DESCRIPTION OF THE TASK -
Search the records for the string "Enter" and return each line that has it.

DATA SECTION -

=== Begin Enclosure ===

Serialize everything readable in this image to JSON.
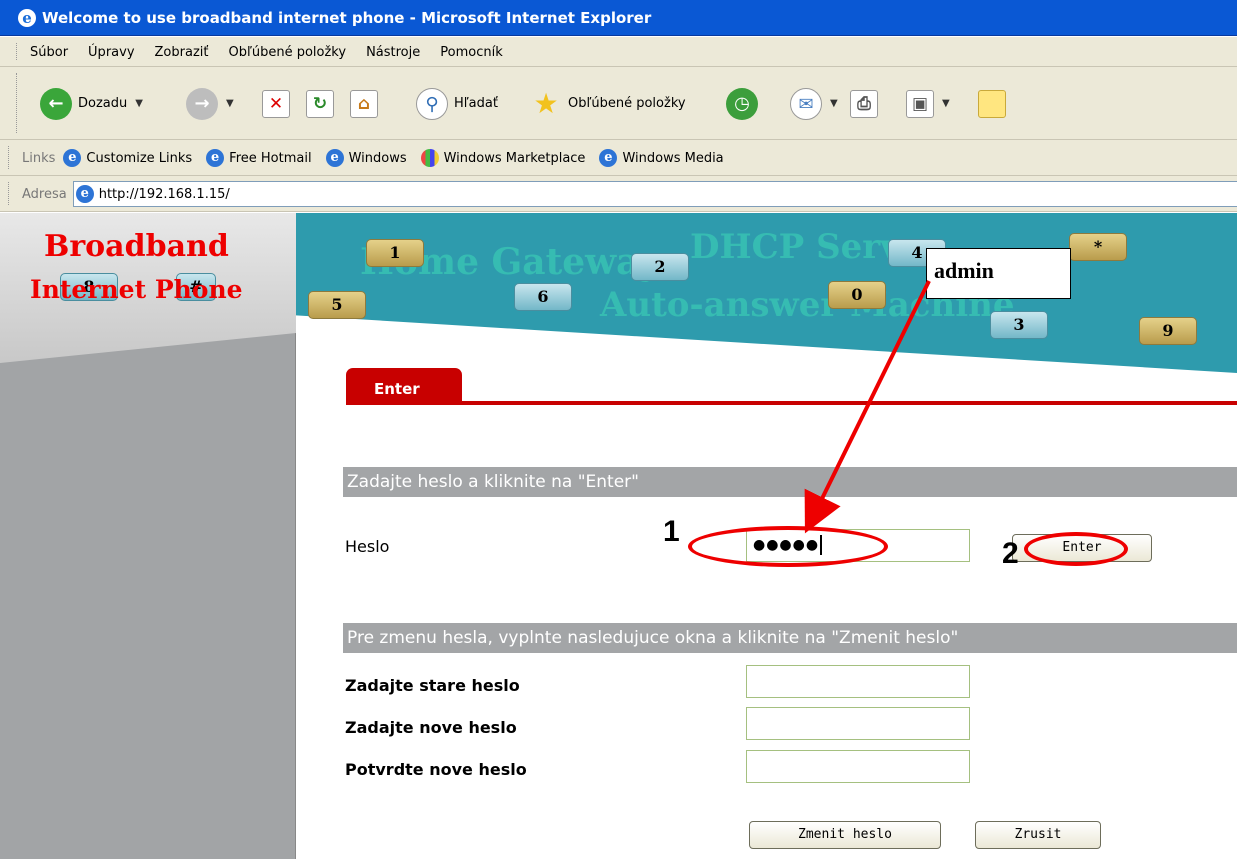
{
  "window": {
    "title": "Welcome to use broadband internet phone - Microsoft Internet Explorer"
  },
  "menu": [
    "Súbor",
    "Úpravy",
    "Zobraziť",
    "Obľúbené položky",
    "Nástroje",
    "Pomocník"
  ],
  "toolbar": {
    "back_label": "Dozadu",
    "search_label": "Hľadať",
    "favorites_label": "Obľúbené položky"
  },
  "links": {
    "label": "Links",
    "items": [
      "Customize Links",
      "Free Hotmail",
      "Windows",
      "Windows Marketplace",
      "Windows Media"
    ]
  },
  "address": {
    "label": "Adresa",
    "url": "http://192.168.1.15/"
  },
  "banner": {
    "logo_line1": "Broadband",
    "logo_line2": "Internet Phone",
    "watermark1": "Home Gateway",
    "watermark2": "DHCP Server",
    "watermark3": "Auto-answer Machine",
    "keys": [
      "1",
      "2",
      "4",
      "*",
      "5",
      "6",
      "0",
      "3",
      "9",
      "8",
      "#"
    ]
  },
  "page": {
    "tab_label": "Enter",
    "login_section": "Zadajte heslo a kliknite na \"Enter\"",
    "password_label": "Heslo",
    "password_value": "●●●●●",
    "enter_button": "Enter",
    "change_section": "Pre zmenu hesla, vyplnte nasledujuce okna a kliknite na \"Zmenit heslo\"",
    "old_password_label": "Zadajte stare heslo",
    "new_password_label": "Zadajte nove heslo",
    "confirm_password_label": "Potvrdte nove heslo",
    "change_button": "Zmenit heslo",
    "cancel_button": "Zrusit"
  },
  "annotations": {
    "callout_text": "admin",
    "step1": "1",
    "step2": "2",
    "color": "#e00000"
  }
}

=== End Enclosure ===

YOUR SOLUTION -
    "tab_label": "Enter",
    "login_section": "Zadajte heslo a kliknite na \"Enter\"",
    "enter_button": "Enter",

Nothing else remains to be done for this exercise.